Maids to become elderly carers


Faced with an ageing population, Hong Kong’s elderly policy is experiencing shortages of residential care homes and carers. The Centre’s weekly analysis raises the feasibility of extending the job requirements for foreign domestic helpers to fill the manpower gap in local elderly services. With reference to the Centre’s latest study on population policy, the analysis points out that foreign domestic helpers, through proper training, can become elderly carers at home, or even in residential care homes.

An economic and social vision is key to Hong Kong’s population policy

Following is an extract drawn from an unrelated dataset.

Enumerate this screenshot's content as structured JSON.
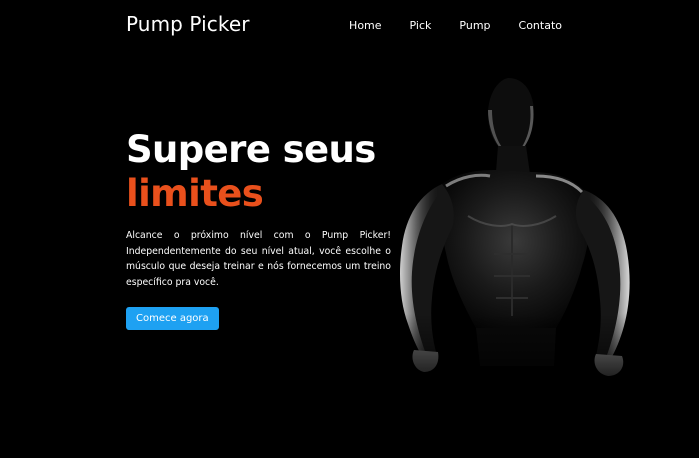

The Bauhinia Foundation Research Centre today released a study on population policy, highlighting the importance of an economic and social vision in encouraging and enabling Hong Kong’s population and labour market to achieve their optimal state.

The study examines the city’s future population and manpower needs to 2030, and maps out areas for deliberating the future direction for Hong Kong’s long-term competitiveness.

Where will students with non-permanent resident parents go?


Following our earlier commentary suggesting taking precautionary measures for the influx of students born to parents who are both non-permanent residents of Hong Kong, Bauhinia this week examines the figures of both Type II babies and cross-boundary students to project the future demand for school places in Hong Kong. The article points out that the shortage of primary school places will also threaten secondary schools and other districts in future and urges the Government to plan and prepare for the possible challenges ahead.

Unleashing the potential of workforce


The recently released consultation paper on population policy suggests encouraging female homemakers to join the job market as a means to supplement a diminishing workforce. Assessing the quality of the city’s child care services and the adoption of family-friendly employment practices, the Centre’s weekly analysis examines the feasibility of the recommendation, which is more than just a human resource issue, but also involves enhancement of public services, as well as changes in culture and workplace values.

Immigrants and development


In its recently released consultation paper, the Steering Committee on Population Policy suggested, among other recommendations, improving both the quality and quantity of the workforce by attracting talent and importing labour. Against this background, the Centre’s weekly analysis looks into the problems arising from the integration of the new and old cultures based on the demographic data of Hong Kong.

Why Hong Kong?


According to the latest World Bank’s Doing Business Report 2014, Hong Kong was second only to Singapore as the world’s best place to run a business. The Centre’s weekly analysis examines the strengths and weaknesses of Hong Kong in areas such as tax and legal systems, geographical location, language and education. It points out that Hong Kong should leverage on its advantages and get prepared for challenges in order to remain competitive.